Obesity – the EU has also been helpful in the ongoing fight against the impact of obesity.  The EU Action Plan on Childhood Obesity – an initiative of mine under the Irish EU Presidency – was endorsed by Member States at the Greek Presidency conference on Nutrition and Physical Activity on 24/25th February. A joint EU Action Committee will be established next year and Ireland will take the lead on one of its Work Packages.

In Ireland, I established the Special Action Group on Obesity (SAGO) and this group is progressing a number of actions including an Obesity / Nutrition Policy; measures to restrict the availability of High Fat, Salt and Sugar foods and drinks and the provision of calorie information on menus. Reference FSAI MenuCal launched this week.

A physical activity plan is also being developed by Healthy Ireland.

All of the initiatives and developments I’ve spoken about this morning demonstrate a genuine commitment to improving the health of our nation and the treatment and services we provide for those suffering from chronic or acute illnesses.  Yes, there is still a great deal to do but we have made significant progress in a number of areas and we are working to sustain and improve on everything we have achieved to date.

The Council on Stroke of the Irish Heart Foundation continues to be a catalyst for action and I want to thank you for all of the input and support you provide to ensuring this vital area receives the focus and attention it deserves. Your expertise and focus has been instrumental in delivering some of the improvements in treatment and services I’ve spoken about this morning.

I have no doubt that today will give you all a marvellous chance to build on those achievements by sharing knowledge and experience and learning from the world-leading educators in stroke care present here at the conference.

Together we share one primary goal: to continue to work on measures to improve primary and secondary prevention of stroke and to ensure that all those affected by stroke receive optimal treatment and avail of the many recent advances in stroke care.

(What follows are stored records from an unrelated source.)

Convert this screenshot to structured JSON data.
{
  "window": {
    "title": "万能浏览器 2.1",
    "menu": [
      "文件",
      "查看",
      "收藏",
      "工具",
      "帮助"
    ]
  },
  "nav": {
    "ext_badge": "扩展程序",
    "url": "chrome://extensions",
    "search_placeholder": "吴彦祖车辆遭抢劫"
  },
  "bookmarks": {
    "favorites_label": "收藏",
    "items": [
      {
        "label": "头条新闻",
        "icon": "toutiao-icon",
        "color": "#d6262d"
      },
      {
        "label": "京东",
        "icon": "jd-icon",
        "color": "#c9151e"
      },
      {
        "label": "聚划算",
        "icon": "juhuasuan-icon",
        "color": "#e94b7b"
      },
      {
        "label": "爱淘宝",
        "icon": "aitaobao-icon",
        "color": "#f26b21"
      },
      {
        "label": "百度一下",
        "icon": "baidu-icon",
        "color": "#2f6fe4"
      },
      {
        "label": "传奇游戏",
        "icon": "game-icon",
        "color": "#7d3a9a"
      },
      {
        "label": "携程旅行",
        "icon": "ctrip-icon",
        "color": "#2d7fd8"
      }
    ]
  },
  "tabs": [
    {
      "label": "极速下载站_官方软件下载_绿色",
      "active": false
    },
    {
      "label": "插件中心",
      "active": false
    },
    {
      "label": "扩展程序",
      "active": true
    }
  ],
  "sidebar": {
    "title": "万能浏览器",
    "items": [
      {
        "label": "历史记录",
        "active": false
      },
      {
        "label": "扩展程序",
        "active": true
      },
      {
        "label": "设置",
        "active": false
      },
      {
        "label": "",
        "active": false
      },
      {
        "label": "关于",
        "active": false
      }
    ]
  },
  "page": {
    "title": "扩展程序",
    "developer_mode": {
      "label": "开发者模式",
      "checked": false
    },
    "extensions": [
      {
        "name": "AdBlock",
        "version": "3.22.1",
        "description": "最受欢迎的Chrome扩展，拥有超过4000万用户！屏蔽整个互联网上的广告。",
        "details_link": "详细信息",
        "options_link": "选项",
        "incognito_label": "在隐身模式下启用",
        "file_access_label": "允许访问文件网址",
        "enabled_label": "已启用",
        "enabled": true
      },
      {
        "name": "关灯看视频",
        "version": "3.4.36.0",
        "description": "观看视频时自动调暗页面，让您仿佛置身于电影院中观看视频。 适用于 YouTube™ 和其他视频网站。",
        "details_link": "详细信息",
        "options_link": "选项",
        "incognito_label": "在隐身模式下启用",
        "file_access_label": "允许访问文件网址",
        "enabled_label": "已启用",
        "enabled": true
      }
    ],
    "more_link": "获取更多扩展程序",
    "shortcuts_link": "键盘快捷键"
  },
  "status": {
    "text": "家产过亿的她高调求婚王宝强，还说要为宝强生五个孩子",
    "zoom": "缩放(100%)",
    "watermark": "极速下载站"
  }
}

I hope you all have a very enjoyable, productive and enlightening day. Thank you for your attention.